Hello everybody! :-)

Mark J. Reed's prediction seems logical, yet simple enough to be adopted:
> I am loath to predict the future, but I imagine that despite these efforts
> we are more likely to end up with singular "they" being accepted in more
> and more contexts that "sound weird" today until it is simply the English
> third-person pronoun - undifferentiated in number just as our second-person
> pronoun is.

If I am informed correctly, the career of "you" has begun in the plural.
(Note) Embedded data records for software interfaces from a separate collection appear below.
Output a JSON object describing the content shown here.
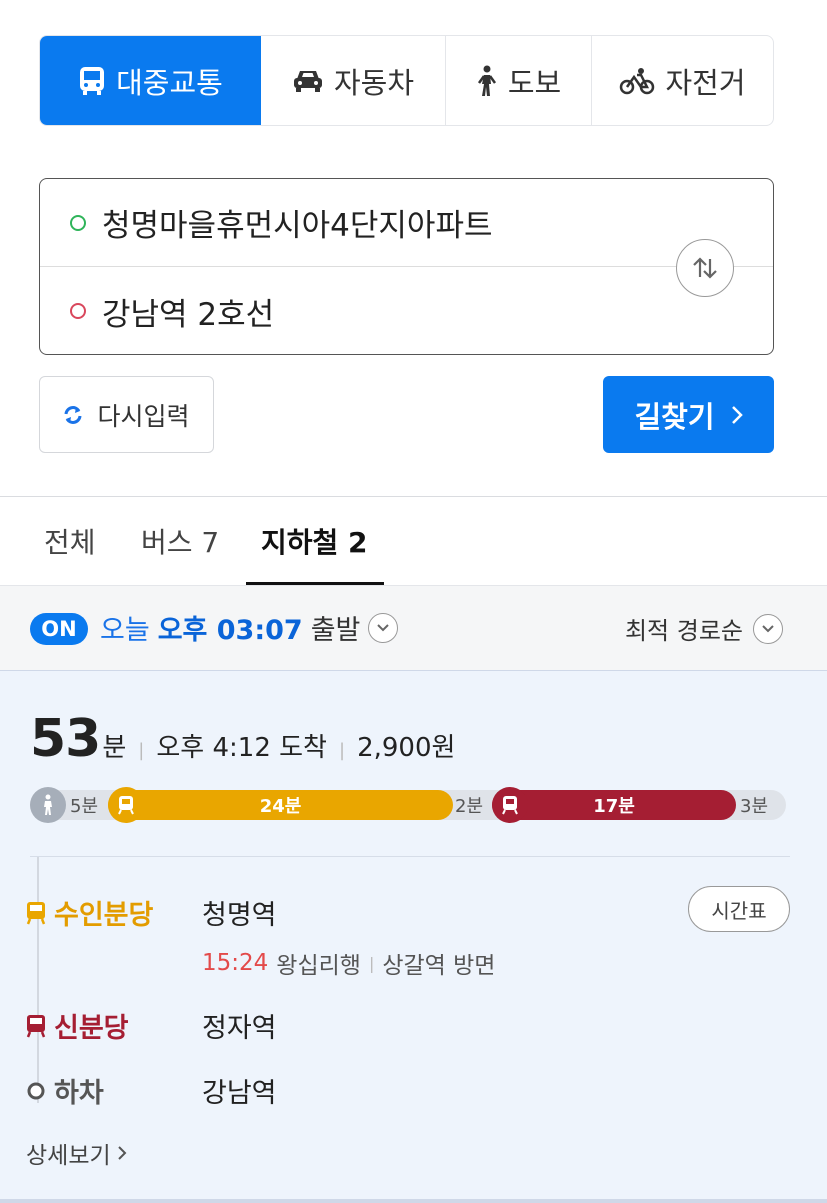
{
  "mode_tabs": [
    {
      "label": "대중교통",
      "icon": "bus-icon",
      "active": true
    },
    {
      "label": "자동차",
      "icon": "car-icon",
      "active": false
    },
    {
      "label": "도보",
      "icon": "walk-icon",
      "active": false
    },
    {
      "label": "자전거",
      "icon": "bicycle-icon",
      "active": false
    }
  ],
  "route": {
    "origin": "청명마을휴먼시아4단지아파트",
    "destination": "강남역 2호선"
  },
  "actions": {
    "reset_label": "다시입력",
    "search_label": "길찾기"
  },
  "result_tabs": [
    {
      "label": "전체",
      "active": false
    },
    {
      "label": "버스 7",
      "active": true,
      "display": "버스 7"
    },
    {
      "label": "지하철 2",
      "active": true
    }
  ],
  "departure": {
    "badge": "ON",
    "day": "오늘",
    "time": "오후 03:07",
    "suffix": "출발",
    "sort": "최적 경로순"
  },
  "summary": {
    "minutes": "53",
    "minutes_unit": "분",
    "arrival": "오후 4:12 도착",
    "fare": "2,900원"
  },
  "timeline": {
    "walk_start": "5분",
    "seg1": "24분",
    "transfer": "2분",
    "seg2": "17분",
    "walk_end": "3분"
  },
  "steps": [
    {
      "line": "수인분당",
      "station": "청명역",
      "color": "#e39c00"
    },
    {
      "line": "신분당",
      "station": "정자역",
      "color": "#a51e33"
    },
    {
      "line": "하차",
      "station": "강남역",
      "color": "#555555"
    }
  ],
  "train": {
    "time": "15:24",
    "bound": "왕십리행",
    "direction": "상갈역 방면"
  },
  "timetable_label": "시간표",
  "detail_label": "상세보기",
  "colors": {
    "accent": "#0a7aef",
    "suin_bundang": "#e9a600",
    "shin_bundang": "#a51e33"
  }
}
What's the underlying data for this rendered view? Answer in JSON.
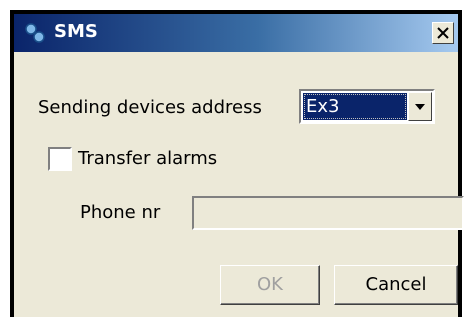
{
  "window": {
    "title": "SMS",
    "icon": "sms-app-icon",
    "close_icon": "close-icon",
    "accent": "#0a246a"
  },
  "form": {
    "sending_devices_label": "Sending devices address",
    "sending_devices_value": "Ex3",
    "transfer_alarms_label": "Transfer alarms",
    "transfer_alarms_checked": false,
    "phone_label": "Phone nr",
    "phone_value": ""
  },
  "buttons": {
    "ok_label": "OK",
    "ok_enabled": false,
    "cancel_label": "Cancel"
  }
}
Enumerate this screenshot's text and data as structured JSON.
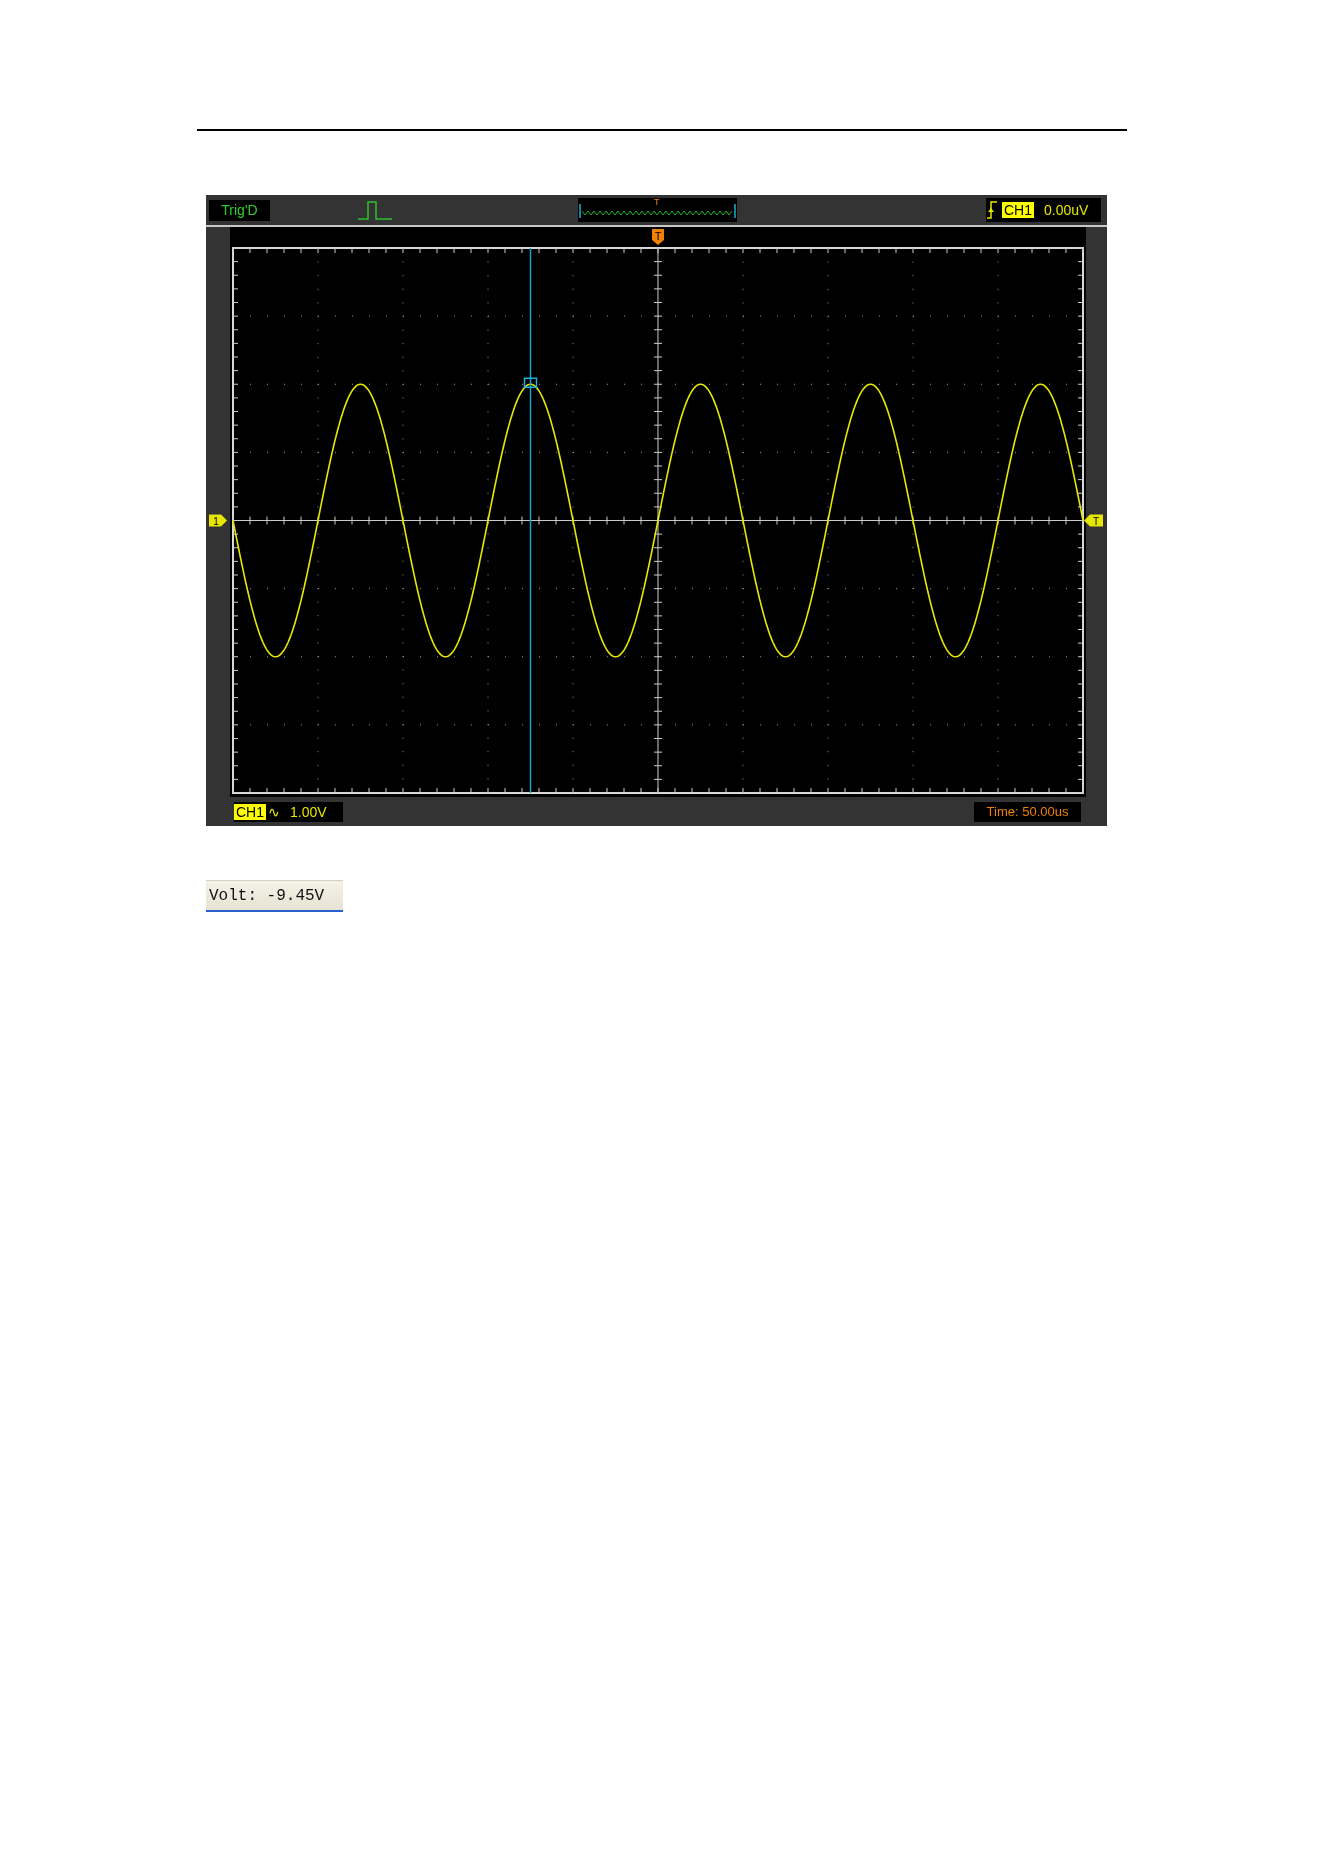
{
  "header": {
    "trigger_status": "Trig'D",
    "position_marker": "T",
    "trigger_source": "CH1",
    "trigger_level": "0.00uV"
  },
  "display": {
    "top_marker": "T",
    "channel_marker": "1",
    "trigger_marker": "T"
  },
  "footer": {
    "channel": "CH1",
    "coupling": "∿",
    "scale": "1.00V",
    "timebase": "Time: 50.00us"
  },
  "readout": "Volt: -9.45V"
}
So,
I can fully understand that it requires a verb in the plural till the present
day - even for its relatively new role in the singular and after "thou" had
fallen out of use.

Now, if the community of English speakers tries to apply the evolution of
"you" to the case of "they", there will be some inevitable ambiguity as has
been pointed out already in this thread. I propose a radical solution which,
of course, could and probably will be painfully unenglish to a native speaker
(which I am not).

My suggestion is to finish the evolution of "you" by separating the unchanging
pronoun form ("you" in the singular and plural) from the, currently, also
unchanging plural of the verb. That is: "you is" would be the new singular
version and "you are" would remain the plural. This would eventually pave the
way for "they" to essentially become the same but in the third person.

Mark J. Reed's example would then read: "Pat's roommate is coming. They has
their own shoes."

The very same approach wouldn't work too well in German (my mother tounge)
because, there, the third-person plural pronoun ("sie") also functions as the
female third-person singular pronoun - which may lead to some confusion.

Just my two cents. I wish you all a wonderful weekend,
Harald